Elizabeth  Dunn

Elizabeth Dunn

Associate Professor, Geography

  • elcdunn@indiana.edu
  • (812) 856-3708
  • Student Building 104
  • Office Hours
    M-F
    By Appointment Only

Education

  • Ph.D., Johns Hopkins University, 1999
  • M.A., University of Chicago, 1993
  • B.A., University of Rochester, 1991

About

My work focuses on the effects of large bureaucratic systems during periods of cataclysmic social change. Looking at industrialized humanitarianism, business management, and the government regulation of agriculture, I ask how people both use, modify and circumvent rationalized managerial systems as they rebuild their lives after disaster or large-scale social transformation.

My current project focuses on humanitarianism and displacement. Using a theoretical lens derived from Alain Badiou and Jean-Paul Sartre, I look at the effects of international aid among internally displaced people (IDPs), victims of ethnic cleansing who have been forced to become refugees in their own countries. Between 2009-2012, I conducted 16 months of fieldwork in IDP settlements in the Republic of Georgia, where nearly 30,000 people were ethnically cleansed during a 2008 war with Russia. A forthcoming book, Unsettled: Humanitarianism and Displacement in the Republic of Georgia, has emerged from this work, as well as articles in Humanity, Slavic Review, American Ethnologist, and Antipode. I have also conducted research among the family and friends of the Boston Marathon Bombers, who were part of a community of Chechens displaced to Kyrgyzstan. Articles from that project are forthcoming in Ab Imperio and American Ethnologist.

In the past, I have looked at another cataclysmic change: the fall of Communism in Eastern Europe. My first book, Privatizing Poland, looked at what happened when a multinational corporation took over one of the first Communist-run factories to be privatized after the fall of the Berlin Wall.
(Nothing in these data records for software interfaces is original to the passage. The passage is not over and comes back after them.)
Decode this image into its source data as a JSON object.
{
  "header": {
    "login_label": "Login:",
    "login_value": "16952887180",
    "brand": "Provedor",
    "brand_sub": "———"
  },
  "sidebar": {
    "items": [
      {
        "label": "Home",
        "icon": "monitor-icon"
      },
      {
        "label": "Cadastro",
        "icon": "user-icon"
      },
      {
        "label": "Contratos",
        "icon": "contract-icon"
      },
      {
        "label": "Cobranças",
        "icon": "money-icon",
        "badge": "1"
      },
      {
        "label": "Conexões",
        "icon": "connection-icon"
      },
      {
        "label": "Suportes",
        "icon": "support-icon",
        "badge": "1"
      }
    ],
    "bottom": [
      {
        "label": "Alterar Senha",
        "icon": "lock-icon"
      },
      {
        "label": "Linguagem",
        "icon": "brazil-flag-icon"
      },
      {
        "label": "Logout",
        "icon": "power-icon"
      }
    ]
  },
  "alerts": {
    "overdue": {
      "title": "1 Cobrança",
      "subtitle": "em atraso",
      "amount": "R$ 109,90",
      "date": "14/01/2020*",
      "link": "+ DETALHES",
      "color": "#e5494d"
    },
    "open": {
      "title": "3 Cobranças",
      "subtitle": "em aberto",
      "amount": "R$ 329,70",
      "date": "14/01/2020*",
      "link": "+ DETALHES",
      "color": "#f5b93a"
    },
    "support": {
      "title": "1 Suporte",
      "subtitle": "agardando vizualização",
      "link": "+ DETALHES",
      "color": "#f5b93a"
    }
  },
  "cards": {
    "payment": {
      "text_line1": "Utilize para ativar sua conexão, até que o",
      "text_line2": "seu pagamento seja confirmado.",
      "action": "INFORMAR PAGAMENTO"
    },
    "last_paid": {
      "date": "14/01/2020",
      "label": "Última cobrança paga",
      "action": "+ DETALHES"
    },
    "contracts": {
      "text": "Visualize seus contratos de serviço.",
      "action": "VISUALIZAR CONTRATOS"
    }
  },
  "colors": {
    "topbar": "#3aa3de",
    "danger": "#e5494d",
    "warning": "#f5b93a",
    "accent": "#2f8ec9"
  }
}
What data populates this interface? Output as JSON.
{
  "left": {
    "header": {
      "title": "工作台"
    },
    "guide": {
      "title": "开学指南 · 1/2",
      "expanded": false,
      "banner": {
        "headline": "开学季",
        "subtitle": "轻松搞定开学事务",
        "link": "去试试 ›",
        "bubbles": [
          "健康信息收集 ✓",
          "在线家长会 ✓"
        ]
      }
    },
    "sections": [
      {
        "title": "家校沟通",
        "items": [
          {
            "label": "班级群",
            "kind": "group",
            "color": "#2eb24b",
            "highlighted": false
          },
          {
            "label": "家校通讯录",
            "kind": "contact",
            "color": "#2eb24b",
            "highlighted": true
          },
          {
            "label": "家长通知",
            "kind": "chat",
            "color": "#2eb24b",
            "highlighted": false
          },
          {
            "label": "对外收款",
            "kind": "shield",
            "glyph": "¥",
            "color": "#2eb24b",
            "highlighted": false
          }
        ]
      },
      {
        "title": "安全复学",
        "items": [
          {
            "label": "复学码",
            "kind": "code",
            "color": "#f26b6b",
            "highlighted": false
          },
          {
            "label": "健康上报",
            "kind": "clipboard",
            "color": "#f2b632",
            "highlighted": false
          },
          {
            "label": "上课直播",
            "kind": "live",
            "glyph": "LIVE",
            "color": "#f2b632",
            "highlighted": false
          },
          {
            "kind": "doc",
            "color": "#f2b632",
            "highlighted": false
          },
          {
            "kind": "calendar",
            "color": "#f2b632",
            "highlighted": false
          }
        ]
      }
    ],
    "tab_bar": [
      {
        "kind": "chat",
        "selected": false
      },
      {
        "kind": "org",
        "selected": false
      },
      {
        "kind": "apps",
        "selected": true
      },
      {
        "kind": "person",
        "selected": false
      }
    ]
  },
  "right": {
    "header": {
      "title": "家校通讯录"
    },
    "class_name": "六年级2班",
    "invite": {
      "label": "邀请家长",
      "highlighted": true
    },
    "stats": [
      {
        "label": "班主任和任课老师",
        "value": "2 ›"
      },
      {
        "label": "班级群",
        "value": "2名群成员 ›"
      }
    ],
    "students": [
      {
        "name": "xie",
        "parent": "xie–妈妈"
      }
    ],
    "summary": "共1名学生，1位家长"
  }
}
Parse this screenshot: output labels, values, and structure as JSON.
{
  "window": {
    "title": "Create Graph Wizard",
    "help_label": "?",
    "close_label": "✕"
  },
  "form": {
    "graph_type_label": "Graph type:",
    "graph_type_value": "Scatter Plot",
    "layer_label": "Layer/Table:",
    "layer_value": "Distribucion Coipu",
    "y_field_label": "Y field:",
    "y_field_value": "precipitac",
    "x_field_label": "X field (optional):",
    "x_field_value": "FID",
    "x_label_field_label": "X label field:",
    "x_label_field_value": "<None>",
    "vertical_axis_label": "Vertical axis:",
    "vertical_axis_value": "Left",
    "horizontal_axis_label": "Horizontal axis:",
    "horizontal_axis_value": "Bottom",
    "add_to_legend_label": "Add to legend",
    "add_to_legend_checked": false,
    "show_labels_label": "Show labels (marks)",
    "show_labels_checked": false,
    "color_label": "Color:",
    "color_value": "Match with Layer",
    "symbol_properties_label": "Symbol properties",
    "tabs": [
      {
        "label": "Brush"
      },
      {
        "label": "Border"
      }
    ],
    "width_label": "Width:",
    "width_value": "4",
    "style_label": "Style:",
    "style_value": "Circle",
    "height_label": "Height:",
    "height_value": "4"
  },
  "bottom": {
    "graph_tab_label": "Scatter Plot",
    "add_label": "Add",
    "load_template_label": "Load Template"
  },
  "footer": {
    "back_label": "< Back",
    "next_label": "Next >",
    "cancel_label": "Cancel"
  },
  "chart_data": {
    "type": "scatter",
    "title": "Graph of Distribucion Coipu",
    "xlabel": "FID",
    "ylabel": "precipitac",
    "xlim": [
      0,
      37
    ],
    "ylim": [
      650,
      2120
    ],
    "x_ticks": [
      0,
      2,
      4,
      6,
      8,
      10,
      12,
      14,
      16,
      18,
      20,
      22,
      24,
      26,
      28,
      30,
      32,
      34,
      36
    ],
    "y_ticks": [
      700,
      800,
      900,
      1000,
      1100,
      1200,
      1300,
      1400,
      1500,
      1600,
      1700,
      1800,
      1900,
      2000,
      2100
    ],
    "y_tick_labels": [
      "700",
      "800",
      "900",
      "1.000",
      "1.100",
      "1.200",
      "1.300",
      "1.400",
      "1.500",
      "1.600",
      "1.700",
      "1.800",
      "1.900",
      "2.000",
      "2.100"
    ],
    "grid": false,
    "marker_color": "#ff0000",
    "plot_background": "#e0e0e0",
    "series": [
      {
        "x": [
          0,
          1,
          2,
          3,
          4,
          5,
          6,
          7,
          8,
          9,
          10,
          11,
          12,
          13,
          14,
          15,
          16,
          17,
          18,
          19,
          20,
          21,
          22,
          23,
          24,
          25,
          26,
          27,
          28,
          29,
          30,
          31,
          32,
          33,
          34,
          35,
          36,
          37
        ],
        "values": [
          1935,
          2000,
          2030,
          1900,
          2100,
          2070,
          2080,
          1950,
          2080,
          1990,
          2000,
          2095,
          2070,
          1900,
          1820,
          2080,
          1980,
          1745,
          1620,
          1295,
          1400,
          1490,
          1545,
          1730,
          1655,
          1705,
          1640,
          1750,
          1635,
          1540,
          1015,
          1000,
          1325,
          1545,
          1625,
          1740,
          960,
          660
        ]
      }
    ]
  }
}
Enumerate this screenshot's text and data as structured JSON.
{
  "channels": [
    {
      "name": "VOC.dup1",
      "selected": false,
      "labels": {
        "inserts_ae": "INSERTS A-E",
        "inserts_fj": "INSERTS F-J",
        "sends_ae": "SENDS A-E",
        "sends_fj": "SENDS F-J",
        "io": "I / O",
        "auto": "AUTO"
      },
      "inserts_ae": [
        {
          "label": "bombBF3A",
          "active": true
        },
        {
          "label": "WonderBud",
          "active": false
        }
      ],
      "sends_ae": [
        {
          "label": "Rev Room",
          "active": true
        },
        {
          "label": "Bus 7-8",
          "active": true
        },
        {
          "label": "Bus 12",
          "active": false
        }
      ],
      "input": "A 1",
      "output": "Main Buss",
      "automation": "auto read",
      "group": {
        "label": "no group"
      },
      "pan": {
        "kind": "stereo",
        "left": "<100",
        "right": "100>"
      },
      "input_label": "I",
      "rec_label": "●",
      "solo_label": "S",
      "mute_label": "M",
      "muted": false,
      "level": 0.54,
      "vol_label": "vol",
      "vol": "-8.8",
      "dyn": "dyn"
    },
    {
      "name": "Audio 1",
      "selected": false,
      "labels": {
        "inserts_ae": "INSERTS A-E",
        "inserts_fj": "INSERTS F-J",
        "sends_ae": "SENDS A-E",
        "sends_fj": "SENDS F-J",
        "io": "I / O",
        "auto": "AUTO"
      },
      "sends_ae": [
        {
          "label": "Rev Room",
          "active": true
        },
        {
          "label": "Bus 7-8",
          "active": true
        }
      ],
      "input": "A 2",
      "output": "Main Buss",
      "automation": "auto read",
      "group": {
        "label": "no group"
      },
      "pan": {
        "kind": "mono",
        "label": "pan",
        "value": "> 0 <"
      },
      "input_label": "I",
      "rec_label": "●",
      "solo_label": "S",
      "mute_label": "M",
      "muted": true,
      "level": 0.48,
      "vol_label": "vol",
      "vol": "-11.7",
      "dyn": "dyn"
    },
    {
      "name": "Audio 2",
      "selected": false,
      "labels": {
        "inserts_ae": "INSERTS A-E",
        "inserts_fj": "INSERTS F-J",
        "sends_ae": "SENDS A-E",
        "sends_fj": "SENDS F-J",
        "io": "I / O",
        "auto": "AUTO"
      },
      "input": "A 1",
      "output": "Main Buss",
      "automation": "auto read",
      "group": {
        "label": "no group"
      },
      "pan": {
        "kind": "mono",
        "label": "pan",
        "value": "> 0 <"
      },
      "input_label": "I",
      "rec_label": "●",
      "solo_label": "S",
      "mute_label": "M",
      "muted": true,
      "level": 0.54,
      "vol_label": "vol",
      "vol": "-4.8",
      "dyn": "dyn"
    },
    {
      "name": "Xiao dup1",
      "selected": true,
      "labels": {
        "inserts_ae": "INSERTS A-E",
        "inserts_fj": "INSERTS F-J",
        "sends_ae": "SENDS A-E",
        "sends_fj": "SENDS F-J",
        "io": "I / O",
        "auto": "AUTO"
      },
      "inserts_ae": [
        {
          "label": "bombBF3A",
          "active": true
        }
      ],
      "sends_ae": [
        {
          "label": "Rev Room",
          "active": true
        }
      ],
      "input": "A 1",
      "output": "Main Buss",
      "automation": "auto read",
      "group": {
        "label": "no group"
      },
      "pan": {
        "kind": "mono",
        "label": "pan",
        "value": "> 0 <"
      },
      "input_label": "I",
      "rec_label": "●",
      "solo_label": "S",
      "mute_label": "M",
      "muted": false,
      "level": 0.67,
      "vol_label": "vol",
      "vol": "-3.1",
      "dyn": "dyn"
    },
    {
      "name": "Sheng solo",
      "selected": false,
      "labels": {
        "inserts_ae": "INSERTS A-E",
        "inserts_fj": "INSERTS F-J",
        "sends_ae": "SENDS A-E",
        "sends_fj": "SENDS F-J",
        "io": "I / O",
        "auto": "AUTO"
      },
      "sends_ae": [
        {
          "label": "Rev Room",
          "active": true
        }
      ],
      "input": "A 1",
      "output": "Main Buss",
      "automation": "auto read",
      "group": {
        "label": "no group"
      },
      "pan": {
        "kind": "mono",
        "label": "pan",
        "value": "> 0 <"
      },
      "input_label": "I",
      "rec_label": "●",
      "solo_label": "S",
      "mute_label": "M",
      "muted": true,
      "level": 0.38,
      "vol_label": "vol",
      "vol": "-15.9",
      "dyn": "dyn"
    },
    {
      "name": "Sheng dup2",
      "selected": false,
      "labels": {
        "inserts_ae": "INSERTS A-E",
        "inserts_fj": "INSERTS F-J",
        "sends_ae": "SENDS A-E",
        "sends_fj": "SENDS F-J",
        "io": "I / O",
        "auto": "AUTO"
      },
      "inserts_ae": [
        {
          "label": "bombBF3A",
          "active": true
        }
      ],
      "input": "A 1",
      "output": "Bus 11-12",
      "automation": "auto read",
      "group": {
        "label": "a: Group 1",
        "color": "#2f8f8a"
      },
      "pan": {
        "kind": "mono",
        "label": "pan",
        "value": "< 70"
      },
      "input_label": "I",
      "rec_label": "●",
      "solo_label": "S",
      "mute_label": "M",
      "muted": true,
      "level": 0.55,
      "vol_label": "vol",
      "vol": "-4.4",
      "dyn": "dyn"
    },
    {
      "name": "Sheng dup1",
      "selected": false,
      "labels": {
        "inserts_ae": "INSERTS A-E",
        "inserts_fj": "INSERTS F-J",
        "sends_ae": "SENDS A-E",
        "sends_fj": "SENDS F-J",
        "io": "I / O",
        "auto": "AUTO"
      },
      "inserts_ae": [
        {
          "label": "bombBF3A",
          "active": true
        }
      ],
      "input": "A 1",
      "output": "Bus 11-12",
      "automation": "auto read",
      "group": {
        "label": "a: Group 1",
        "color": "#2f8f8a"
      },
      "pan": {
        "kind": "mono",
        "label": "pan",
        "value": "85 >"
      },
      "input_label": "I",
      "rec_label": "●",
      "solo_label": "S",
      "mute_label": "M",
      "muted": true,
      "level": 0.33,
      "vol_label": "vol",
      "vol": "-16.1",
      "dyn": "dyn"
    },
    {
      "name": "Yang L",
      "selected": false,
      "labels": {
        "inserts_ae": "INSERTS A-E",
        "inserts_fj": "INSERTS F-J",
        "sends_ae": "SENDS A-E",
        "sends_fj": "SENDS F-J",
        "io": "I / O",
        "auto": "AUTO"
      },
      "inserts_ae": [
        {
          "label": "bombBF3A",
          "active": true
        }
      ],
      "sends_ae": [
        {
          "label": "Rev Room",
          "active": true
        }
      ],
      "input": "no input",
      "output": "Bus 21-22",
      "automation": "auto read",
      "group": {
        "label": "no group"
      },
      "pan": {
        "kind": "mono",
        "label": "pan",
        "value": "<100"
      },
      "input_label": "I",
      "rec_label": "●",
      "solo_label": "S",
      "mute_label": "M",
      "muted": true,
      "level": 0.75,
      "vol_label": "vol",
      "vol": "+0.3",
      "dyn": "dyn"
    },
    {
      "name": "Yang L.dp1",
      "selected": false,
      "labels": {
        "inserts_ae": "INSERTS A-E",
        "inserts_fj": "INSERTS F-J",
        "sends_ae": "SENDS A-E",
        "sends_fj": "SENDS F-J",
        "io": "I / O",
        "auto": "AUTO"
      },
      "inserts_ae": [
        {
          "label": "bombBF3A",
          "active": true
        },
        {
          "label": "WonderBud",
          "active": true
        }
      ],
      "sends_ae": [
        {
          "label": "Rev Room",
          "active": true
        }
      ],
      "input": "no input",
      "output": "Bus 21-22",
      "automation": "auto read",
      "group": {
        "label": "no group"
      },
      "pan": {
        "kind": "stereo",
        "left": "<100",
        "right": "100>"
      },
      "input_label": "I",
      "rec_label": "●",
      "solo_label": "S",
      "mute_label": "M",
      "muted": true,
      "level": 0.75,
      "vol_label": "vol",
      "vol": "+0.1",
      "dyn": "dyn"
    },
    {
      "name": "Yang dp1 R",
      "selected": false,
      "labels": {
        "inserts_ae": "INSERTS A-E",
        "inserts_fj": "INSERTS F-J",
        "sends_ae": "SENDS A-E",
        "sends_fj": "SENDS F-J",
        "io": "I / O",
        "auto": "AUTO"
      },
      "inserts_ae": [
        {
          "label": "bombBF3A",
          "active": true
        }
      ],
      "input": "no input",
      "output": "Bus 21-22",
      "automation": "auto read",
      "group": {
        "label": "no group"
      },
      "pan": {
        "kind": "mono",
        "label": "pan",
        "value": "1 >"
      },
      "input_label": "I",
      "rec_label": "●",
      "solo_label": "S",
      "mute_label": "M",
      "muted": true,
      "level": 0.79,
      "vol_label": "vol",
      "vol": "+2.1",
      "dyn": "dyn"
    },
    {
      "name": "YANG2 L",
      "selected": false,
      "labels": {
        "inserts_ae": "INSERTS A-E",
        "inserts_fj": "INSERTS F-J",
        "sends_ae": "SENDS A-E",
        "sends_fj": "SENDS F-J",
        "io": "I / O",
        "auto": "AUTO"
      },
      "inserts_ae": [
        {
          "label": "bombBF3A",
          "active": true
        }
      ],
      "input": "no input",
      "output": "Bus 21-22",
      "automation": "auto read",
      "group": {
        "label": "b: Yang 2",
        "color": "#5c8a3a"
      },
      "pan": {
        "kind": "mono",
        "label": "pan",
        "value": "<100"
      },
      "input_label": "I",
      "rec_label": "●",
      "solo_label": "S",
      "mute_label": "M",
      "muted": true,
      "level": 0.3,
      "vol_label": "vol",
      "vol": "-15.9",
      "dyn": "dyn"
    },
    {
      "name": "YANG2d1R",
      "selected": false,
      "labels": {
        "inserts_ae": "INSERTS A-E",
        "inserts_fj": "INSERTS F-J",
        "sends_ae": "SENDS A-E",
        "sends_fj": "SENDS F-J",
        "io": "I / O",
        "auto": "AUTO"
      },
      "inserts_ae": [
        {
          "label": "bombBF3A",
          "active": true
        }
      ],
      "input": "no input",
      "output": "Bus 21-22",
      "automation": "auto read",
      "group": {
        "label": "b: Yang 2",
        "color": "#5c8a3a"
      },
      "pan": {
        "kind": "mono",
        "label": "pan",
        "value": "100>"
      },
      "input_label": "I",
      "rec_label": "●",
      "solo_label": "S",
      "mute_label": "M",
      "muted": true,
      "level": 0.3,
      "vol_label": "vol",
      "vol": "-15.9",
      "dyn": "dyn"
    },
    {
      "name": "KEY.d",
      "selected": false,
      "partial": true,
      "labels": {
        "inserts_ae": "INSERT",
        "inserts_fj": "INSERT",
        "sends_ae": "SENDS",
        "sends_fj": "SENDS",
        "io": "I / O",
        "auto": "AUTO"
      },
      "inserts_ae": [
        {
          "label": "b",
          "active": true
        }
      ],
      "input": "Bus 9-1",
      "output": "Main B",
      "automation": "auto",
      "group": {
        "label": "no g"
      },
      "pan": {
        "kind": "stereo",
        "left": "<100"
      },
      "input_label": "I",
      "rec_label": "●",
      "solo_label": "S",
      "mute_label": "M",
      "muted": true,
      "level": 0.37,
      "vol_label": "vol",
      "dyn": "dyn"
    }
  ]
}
Using a Foucauldian approach, I looked at how neoliberal management practices sought to remake workers as individuals of varying qualities--and how workers resisted being deemed as nothing more than low-value labor. I have also looked at the ways that standards and regulations in the food industry label entire countries as low-value, contaminated or disease-producing, and how those standards are used as non-tariff trade barriers to keep farmers from reaching European and American markets.